Nutritional scientists across the country are coming to the defense of healthy fats, such as Malaysian red palm oil. The excitement began in March 2014, when the journal Annals of Internal Medicine published a meta-analysis of 76 scientific studies analyzing the effect of various fats on heart disease. The researchers concluded that there is no clear evidence that eating more polyunsaturated fats and fewer total saturated fats will benefit heart health.
New Hope 360 is the latest industry outlet to publish an analysis of what this study may mean to the American public. Noting that there are laws in place and under consideration against so-called “bad fats”, the article quotes experts who believe that natural sources of saturated fats “have a rightful place in the human diet” and that, “finally, modern research is catching up.”

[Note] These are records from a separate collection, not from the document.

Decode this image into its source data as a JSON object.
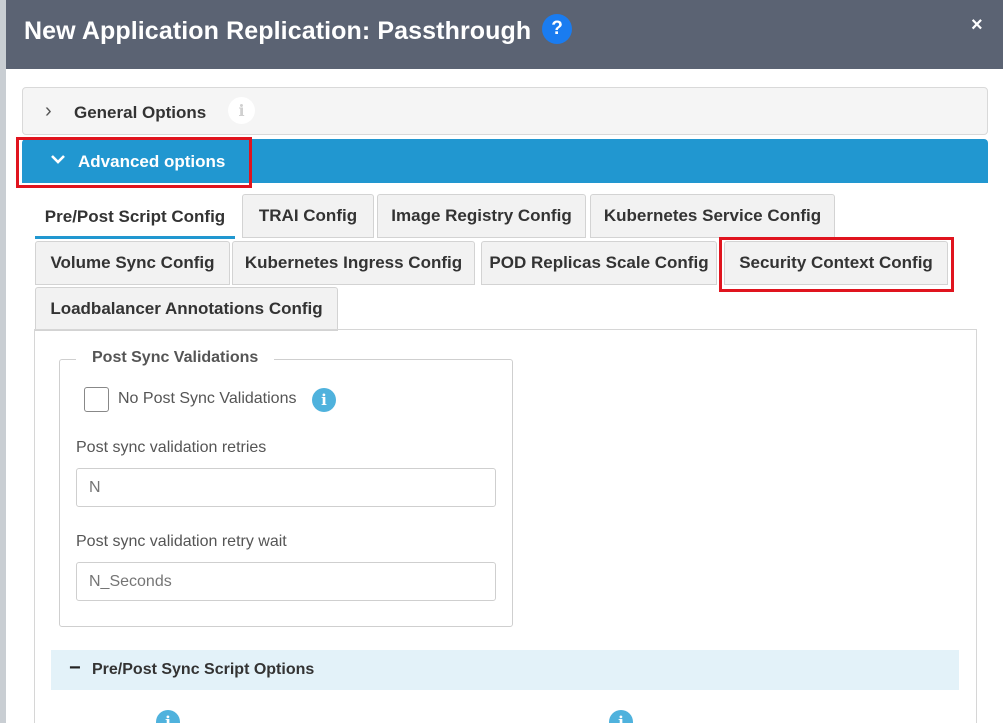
{
  "modal": {
    "title": "New Application Replication: Passthrough",
    "help_glyph": "?",
    "close_glyph": "×"
  },
  "accordion": {
    "general": {
      "label": "General Options",
      "chevron": "›",
      "info_glyph": "i"
    },
    "advanced": {
      "label": "Advanced options",
      "chevron": "⌄"
    }
  },
  "tabs": [
    {
      "label": "Pre/Post Script Config",
      "active": true
    },
    {
      "label": "TRAI Config"
    },
    {
      "label": "Image Registry Config"
    },
    {
      "label": "Kubernetes Service Config"
    },
    {
      "label": "Volume Sync Config"
    },
    {
      "label": "Kubernetes Ingress Config"
    },
    {
      "label": "POD Replicas Scale Config"
    },
    {
      "label": "Security Context Config"
    },
    {
      "label": "Loadbalancer Annotations Config"
    }
  ],
  "post_sync": {
    "legend": "Post Sync Validations",
    "no_validations_label": "No Post Sync Validations",
    "no_validations_checked": false,
    "retries_label": "Post sync validation retries",
    "retries_placeholder": "N",
    "retry_wait_label": "Post sync validation retry wait",
    "retry_wait_placeholder": "N_Seconds",
    "info_glyph": "i"
  },
  "sync_script": {
    "toggle_glyph": "−",
    "label": "Pre/Post Sync Script Options"
  },
  "colors": {
    "header_bg": "#5b6373",
    "accent_blue": "#2197d0",
    "highlight_red": "#e0141e",
    "info_blue": "#4fb2dd"
  }
}
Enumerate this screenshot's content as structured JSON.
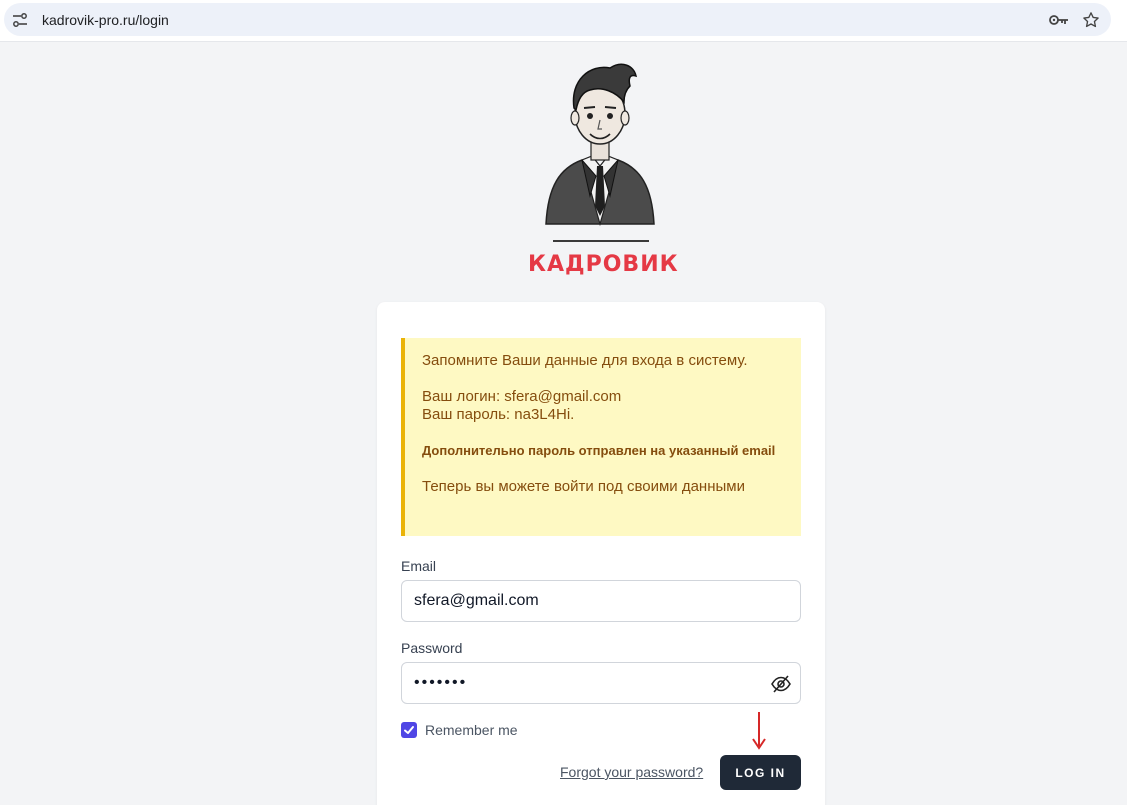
{
  "browser": {
    "url": "kadrovik-pro.ru/login",
    "icons": [
      "site-info-icon",
      "key-icon",
      "star-icon"
    ]
  },
  "logo": {
    "text": "КАДРОВИК",
    "color": "#e53945"
  },
  "notice": {
    "line1": "Запомните Ваши данные для входа в систему.",
    "login_line": "Ваш логин: sfera@gmail.com",
    "password_line": "Ваш пароль: na3L4Hi.",
    "bold_line": "Дополнительно пароль отправлен на указанный email",
    "final_line": "Теперь вы можете войти под своими данными",
    "bg_color": "#fef9c3",
    "border_color": "#eab308"
  },
  "form": {
    "email_label": "Email",
    "email_value": "sfera@gmail.com",
    "password_label": "Password",
    "password_value": "•••••••",
    "remember_label": "Remember me",
    "remember_checked": true,
    "forgot_label": "Forgot your password?",
    "login_label": "LOG IN",
    "accent_color": "#4f46e5"
  }
}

One expert is quoted as saying that, “as Americans have avoided these traditional sources of saturated fat, their health has declined.”
Holistic pharmacist Sherry Torkos comments on this news: “We are in the midst of a dramatic evolution in our understanding of dietary fats and their impact on health and disease … Numerous studies revealed that our over-consumption of refined and highly processed carbohydrates was actually worse for our hearts than saturated fat. The glycemic impact of these carbohydrates was fueling insulin resistance, inflammation and altered hormone levels that contributed to obesity, heart disease and diabetes.”
Malaysian red palm oil, which contains a natural blend of saturated and unsaturated fats, is considered heart healthy. A study published in the American Journal of Clinical Nutrition showed that palm oil and olive oil appear to have similar neutral effects on cholesterol. Another study published in the Nutrition Journal found that people who consumed Malaysian red palm oil had higher levels of HDL (good) cholesterol circulating in their bloodstreams compared with those who consumed cooking oil blends that also contain canola or soy bean oil.